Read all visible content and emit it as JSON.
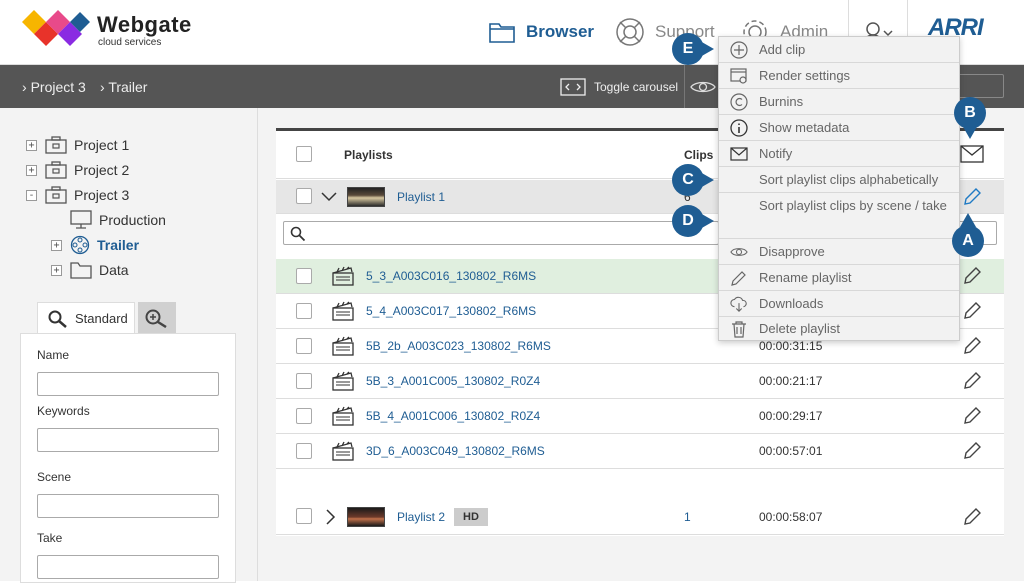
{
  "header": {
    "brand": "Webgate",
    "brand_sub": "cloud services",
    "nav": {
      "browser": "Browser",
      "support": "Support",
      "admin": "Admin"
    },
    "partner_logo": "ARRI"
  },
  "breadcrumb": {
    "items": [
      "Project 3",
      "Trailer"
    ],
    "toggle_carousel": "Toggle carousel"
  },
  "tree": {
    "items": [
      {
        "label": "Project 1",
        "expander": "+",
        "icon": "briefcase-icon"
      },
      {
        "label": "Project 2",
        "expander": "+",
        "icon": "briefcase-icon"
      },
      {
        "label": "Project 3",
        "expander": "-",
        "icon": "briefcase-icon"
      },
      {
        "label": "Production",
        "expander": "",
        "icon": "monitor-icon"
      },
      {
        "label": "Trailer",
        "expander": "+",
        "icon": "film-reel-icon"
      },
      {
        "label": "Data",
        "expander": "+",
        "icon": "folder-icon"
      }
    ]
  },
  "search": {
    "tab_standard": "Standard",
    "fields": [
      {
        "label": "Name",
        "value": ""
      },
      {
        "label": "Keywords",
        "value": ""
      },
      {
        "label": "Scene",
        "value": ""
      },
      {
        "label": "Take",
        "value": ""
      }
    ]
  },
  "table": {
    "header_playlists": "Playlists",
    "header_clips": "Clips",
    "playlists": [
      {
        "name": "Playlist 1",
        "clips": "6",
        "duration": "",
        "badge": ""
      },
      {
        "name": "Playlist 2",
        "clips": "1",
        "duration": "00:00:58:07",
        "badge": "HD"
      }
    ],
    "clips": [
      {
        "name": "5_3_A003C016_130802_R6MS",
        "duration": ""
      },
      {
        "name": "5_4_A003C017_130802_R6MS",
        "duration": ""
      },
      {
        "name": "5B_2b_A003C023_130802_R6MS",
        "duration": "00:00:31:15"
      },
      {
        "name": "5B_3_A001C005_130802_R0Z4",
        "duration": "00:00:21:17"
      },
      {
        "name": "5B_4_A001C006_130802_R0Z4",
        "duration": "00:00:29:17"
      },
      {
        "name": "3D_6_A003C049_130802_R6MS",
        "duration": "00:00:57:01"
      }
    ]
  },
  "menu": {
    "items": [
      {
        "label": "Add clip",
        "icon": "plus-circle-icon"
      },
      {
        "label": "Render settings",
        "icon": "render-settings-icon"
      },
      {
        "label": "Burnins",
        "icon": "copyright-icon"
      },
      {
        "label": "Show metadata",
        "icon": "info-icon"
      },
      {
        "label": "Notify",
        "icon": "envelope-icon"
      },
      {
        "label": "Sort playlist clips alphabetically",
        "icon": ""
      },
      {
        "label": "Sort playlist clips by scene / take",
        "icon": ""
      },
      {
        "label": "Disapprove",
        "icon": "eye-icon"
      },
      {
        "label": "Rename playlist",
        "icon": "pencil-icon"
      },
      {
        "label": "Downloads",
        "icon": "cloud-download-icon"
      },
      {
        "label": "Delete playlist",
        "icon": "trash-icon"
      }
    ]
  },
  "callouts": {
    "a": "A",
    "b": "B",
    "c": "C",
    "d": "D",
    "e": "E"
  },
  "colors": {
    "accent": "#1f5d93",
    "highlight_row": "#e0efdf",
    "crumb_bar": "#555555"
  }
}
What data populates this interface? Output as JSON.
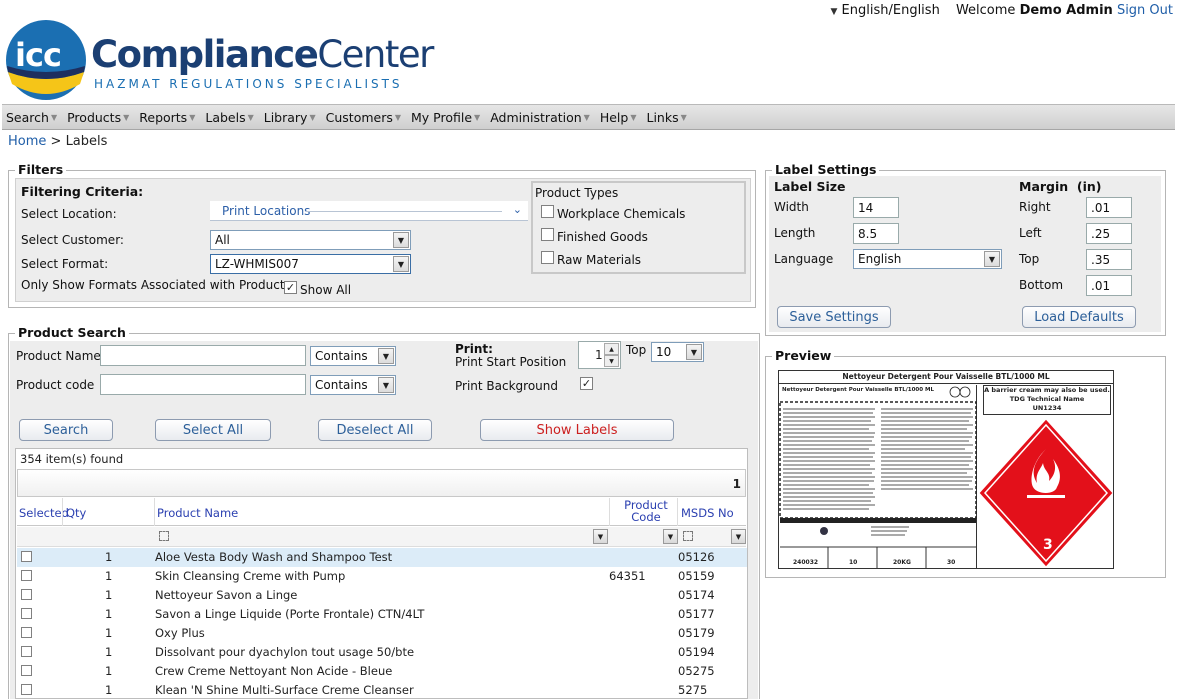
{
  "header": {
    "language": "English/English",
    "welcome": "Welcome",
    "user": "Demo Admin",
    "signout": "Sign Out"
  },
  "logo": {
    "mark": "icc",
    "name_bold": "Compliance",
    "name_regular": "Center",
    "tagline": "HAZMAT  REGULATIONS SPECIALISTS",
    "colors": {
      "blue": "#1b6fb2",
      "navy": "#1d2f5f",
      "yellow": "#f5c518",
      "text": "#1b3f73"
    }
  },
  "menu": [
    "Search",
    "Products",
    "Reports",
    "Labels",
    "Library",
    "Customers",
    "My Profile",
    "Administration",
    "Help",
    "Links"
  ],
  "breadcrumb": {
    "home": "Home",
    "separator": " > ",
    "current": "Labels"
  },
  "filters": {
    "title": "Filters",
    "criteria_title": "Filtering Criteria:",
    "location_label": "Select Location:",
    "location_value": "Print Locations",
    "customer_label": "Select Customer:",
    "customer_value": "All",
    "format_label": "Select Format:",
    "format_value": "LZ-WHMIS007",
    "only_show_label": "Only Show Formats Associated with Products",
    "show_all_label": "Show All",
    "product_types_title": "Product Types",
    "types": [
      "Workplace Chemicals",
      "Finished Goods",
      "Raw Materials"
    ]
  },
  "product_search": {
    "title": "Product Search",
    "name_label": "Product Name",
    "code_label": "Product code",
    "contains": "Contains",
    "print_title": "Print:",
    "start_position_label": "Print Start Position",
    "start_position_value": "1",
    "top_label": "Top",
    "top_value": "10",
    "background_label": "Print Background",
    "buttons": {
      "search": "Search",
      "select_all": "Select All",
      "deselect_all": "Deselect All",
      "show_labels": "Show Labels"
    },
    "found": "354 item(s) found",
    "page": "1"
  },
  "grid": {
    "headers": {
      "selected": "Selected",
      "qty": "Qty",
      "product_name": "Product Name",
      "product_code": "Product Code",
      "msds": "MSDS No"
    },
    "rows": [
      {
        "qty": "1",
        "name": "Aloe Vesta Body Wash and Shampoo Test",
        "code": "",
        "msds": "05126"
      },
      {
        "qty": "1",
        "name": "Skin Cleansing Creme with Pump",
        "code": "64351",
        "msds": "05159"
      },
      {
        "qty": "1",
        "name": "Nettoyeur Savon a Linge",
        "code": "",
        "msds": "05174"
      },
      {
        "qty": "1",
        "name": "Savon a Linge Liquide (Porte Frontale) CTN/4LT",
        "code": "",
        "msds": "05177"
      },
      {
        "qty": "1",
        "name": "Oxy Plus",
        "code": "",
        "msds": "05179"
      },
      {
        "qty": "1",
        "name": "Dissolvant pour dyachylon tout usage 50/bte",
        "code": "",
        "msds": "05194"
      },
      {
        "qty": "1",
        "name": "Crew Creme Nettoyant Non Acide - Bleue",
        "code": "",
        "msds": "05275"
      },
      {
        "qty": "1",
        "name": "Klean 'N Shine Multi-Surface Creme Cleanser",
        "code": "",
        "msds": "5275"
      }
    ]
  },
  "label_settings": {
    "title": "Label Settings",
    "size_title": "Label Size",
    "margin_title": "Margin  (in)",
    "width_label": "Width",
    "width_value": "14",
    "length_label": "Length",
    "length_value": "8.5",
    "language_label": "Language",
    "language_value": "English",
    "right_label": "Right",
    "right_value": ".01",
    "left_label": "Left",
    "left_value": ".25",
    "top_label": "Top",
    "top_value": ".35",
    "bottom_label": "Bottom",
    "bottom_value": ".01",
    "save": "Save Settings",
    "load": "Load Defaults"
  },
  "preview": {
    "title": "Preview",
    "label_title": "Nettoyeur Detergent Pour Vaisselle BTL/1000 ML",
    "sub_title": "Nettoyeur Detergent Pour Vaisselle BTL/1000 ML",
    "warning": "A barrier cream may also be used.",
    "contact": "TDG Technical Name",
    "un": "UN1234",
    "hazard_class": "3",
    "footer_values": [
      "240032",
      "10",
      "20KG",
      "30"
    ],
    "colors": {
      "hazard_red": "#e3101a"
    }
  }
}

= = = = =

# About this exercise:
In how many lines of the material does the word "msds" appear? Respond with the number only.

# Task answer:
9